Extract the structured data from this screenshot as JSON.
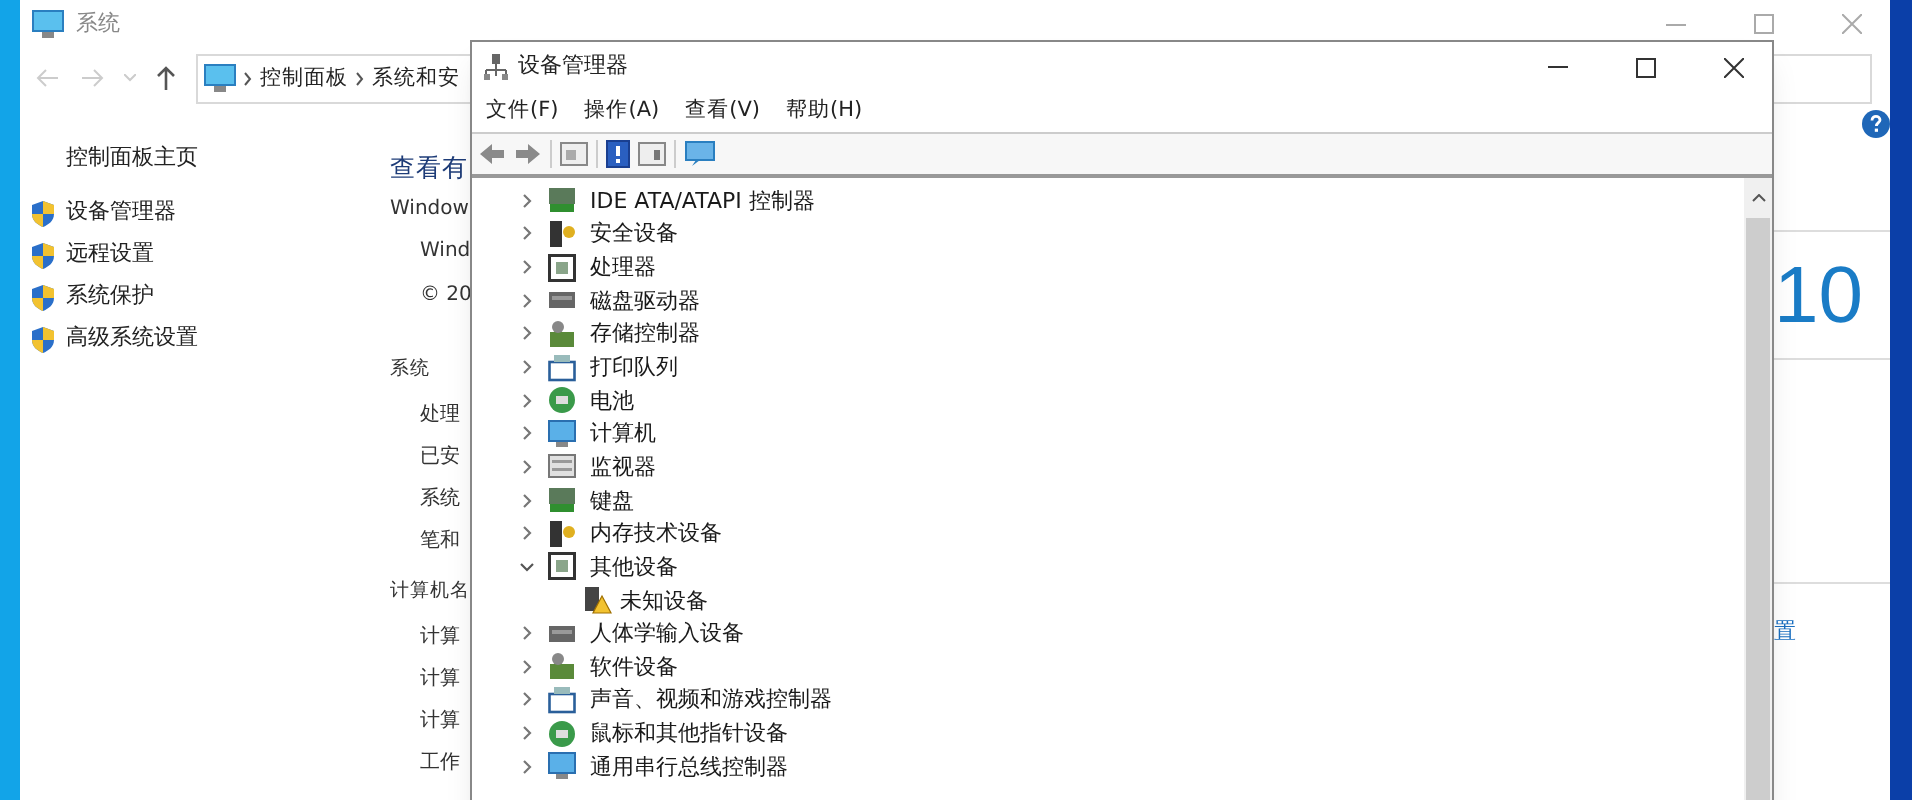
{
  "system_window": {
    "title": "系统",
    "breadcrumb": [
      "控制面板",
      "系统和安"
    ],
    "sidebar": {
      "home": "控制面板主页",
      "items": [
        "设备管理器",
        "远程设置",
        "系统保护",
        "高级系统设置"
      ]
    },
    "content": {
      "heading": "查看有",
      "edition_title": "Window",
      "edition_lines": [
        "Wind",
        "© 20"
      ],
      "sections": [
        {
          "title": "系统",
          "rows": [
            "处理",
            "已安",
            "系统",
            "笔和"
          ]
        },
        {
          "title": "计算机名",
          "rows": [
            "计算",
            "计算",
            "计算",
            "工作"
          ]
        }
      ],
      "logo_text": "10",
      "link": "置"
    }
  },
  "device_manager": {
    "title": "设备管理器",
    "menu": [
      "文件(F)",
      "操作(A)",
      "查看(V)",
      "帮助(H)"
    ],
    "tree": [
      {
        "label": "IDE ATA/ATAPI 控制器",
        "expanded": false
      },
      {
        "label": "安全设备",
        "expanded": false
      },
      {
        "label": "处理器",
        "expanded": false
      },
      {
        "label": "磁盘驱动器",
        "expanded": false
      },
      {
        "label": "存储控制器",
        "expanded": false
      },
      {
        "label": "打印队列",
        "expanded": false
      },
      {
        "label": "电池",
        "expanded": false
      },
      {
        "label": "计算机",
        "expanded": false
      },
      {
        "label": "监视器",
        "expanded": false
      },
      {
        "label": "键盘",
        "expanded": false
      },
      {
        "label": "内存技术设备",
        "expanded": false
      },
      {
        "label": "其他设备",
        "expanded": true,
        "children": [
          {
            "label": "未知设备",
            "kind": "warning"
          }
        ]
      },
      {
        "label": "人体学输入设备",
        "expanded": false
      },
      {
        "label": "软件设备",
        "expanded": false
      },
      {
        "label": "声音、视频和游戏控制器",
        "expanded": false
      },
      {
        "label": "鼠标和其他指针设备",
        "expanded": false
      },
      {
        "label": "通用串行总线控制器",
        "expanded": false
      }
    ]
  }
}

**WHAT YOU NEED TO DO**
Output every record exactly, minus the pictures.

**SOLUTION**
Extract the structured data from this screenshot as JSON.
{
  "system_window": {
    "title": "系统",
    "breadcrumb": [
      "控制面板",
      "系统和安"
    ],
    "sidebar": {
      "home": "控制面板主页",
      "items": [
        "设备管理器",
        "远程设置",
        "系统保护",
        "高级系统设置"
      ]
    },
    "content": {
      "heading": "查看有",
      "edition_title": "Window",
      "edition_lines": [
        "Wind",
        "© 20"
      ],
      "sections": [
        {
          "title": "系统",
          "rows": [
            "处理",
            "已安",
            "系统",
            "笔和"
          ]
        },
        {
          "title": "计算机名",
          "rows": [
            "计算",
            "计算",
            "计算",
            "工作"
          ]
        }
      ],
      "logo_text": "10",
      "link": "置"
    }
  },
  "device_manager": {
    "title": "设备管理器",
    "menu": [
      "文件(F)",
      "操作(A)",
      "查看(V)",
      "帮助(H)"
    ],
    "tree": [
      {
        "label": "IDE ATA/ATAPI 控制器",
        "expanded": false
      },
      {
        "label": "安全设备",
        "expanded": false
      },
      {
        "label": "处理器",
        "expanded": false
      },
      {
        "label": "磁盘驱动器",
        "expanded": false
      },
      {
        "label": "存储控制器",
        "expanded": false
      },
      {
        "label": "打印队列",
        "expanded": false
      },
      {
        "label": "电池",
        "expanded": false
      },
      {
        "label": "计算机",
        "expanded": false
      },
      {
        "label": "监视器",
        "expanded": false
      },
      {
        "label": "键盘",
        "expanded": false
      },
      {
        "label": "内存技术设备",
        "expanded": false
      },
      {
        "label": "其他设备",
        "expanded": true,
        "children": [
          {
            "label": "未知设备",
            "kind": "warning"
          }
        ]
      },
      {
        "label": "人体学输入设备",
        "expanded": false
      },
      {
        "label": "软件设备",
        "expanded": false
      },
      {
        "label": "声音、视频和游戏控制器",
        "expanded": false
      },
      {
        "label": "鼠标和其他指针设备",
        "expanded": false
      },
      {
        "label": "通用串行总线控制器",
        "expanded": false
      }
    ]
  }
}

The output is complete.